All lines of the records below that contain the word "getRes" must be listed.

Dataset excerpts
=-=-=
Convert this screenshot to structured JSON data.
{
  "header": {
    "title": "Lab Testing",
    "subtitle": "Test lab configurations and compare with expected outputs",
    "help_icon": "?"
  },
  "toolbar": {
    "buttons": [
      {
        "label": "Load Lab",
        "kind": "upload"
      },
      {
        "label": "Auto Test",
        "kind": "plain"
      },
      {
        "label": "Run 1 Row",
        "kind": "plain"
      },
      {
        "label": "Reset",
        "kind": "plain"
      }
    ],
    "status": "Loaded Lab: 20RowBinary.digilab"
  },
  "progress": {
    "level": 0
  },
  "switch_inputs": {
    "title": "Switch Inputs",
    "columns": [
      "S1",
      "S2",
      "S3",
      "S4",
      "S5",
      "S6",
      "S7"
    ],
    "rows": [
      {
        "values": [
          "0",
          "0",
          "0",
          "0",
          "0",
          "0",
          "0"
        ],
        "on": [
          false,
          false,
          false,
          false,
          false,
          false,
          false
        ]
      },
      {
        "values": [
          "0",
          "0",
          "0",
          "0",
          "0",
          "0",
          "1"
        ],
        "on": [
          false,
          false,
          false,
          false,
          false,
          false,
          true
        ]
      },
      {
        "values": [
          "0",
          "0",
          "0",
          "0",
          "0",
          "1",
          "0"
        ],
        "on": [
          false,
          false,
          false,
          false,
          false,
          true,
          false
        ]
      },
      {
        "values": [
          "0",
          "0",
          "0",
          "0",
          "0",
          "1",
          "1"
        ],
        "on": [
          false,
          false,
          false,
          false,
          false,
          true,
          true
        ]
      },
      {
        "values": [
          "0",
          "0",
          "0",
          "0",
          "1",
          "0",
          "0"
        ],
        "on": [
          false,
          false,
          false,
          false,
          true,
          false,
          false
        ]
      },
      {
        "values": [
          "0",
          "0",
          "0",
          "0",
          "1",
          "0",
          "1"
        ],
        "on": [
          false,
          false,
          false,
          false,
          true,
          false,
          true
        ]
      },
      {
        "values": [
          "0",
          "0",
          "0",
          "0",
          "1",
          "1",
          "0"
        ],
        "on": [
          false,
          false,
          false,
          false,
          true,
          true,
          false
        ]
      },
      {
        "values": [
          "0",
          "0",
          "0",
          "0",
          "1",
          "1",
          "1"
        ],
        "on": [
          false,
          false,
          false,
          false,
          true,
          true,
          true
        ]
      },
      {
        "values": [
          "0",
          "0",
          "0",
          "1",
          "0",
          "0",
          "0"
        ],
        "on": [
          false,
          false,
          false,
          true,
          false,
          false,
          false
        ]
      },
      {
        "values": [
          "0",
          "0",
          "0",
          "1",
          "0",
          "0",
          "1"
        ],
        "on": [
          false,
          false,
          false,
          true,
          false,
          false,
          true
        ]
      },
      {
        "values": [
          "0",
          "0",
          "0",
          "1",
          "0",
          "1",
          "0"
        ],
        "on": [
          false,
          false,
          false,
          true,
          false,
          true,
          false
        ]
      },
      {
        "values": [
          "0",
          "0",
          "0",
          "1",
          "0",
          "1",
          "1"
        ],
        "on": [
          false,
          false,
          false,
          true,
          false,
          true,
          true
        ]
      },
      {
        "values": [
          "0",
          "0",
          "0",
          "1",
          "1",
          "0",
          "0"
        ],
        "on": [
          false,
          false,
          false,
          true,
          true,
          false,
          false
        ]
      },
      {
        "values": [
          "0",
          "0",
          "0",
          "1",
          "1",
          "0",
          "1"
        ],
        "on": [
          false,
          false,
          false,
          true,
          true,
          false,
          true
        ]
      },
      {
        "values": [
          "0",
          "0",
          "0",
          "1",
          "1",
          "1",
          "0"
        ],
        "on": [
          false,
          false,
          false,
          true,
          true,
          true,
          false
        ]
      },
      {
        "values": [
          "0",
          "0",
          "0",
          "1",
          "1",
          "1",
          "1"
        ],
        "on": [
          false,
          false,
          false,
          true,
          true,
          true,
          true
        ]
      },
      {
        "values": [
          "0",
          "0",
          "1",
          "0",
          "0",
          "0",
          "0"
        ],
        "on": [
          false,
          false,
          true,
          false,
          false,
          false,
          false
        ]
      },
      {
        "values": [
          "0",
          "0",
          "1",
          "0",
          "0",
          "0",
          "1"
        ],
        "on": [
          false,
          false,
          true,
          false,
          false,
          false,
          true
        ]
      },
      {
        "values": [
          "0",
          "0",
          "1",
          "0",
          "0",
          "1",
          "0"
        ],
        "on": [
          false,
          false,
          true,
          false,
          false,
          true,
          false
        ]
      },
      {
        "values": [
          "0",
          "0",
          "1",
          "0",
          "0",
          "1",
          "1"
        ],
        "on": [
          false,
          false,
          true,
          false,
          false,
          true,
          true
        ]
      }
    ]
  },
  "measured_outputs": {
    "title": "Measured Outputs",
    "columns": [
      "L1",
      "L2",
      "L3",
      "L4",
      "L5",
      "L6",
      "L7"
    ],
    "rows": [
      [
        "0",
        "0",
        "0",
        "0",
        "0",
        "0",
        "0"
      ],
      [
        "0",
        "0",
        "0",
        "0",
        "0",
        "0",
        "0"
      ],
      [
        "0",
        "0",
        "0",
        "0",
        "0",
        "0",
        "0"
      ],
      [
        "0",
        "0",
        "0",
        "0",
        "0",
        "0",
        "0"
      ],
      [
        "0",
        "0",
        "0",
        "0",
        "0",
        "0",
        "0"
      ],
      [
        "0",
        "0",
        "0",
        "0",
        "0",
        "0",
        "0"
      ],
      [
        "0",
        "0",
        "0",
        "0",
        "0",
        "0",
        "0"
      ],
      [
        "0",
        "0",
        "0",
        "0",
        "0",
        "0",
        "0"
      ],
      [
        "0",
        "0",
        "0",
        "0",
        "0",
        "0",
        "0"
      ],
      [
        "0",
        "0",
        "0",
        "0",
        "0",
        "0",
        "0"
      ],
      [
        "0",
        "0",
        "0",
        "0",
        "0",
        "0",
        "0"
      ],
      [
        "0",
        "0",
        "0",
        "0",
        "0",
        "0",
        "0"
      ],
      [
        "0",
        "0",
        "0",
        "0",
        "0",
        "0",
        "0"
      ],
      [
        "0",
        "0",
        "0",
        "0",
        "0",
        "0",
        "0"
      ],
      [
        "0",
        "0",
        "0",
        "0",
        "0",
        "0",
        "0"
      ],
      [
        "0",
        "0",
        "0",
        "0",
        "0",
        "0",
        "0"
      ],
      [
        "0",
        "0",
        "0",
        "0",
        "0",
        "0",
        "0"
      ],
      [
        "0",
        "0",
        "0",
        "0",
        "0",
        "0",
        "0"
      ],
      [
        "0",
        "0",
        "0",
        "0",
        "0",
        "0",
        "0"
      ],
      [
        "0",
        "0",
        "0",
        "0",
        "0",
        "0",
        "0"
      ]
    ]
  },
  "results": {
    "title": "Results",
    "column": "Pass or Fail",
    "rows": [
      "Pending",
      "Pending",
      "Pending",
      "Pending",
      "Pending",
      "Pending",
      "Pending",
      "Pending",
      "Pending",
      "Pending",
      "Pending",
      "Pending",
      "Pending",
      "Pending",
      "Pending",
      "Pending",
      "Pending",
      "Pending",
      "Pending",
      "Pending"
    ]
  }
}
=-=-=
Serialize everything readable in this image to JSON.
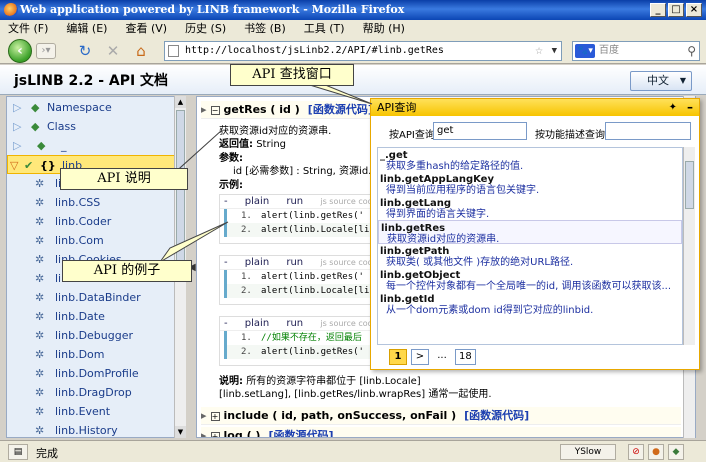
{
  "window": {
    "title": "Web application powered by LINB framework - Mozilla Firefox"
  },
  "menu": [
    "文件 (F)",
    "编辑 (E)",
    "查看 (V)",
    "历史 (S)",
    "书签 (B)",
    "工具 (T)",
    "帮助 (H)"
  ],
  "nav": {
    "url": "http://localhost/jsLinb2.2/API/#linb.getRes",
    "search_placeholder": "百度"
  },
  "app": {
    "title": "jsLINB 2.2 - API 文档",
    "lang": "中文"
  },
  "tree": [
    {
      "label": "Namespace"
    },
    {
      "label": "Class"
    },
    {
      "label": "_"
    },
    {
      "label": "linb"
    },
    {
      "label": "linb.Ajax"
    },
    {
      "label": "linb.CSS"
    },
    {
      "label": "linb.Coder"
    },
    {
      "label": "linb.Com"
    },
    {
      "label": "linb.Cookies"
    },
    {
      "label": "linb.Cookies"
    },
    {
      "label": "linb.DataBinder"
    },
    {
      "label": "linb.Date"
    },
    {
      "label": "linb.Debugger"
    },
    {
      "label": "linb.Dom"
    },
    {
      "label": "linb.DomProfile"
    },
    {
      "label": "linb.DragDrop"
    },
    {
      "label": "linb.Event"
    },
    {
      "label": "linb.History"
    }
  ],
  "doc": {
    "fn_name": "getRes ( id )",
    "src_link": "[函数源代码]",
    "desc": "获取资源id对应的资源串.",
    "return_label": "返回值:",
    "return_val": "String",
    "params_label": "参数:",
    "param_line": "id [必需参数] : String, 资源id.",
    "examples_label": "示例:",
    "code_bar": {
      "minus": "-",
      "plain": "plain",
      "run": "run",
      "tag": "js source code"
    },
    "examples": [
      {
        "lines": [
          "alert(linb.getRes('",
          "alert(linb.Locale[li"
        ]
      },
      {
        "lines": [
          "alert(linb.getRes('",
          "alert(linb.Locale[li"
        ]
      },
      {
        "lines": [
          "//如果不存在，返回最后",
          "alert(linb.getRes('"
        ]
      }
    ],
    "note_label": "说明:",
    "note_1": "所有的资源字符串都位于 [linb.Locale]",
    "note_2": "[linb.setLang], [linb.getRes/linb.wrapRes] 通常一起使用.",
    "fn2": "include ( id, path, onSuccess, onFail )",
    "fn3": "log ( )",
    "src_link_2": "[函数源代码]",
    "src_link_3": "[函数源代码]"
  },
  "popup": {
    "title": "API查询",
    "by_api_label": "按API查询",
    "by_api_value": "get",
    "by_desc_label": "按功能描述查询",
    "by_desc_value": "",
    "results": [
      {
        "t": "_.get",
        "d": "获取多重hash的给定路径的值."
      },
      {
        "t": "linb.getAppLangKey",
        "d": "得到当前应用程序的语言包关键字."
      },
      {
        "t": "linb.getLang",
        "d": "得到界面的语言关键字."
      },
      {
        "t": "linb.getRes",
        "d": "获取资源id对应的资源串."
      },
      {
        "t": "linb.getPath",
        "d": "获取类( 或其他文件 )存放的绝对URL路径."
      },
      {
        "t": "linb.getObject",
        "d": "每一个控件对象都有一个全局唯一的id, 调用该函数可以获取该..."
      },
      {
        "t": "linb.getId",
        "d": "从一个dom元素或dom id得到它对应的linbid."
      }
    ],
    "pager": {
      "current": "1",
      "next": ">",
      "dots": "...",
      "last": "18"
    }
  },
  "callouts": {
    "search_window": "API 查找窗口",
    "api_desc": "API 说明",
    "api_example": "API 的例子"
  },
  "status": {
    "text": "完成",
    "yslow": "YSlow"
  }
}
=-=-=
**WRITTEN SOLUTION**
    "url": "http://localhost/jsLinb2.2/API/#linb.getRes",
    "fn_name": "getRes ( id )",
          "alert(linb.getRes('",
          "alert(linb.getRes('",
          "alert(linb.getRes('"
    "note_2": "[linb.setLang], [linb.getRes/linb.wrapRes] 通常一起使用.",
        "t": "linb.getRes",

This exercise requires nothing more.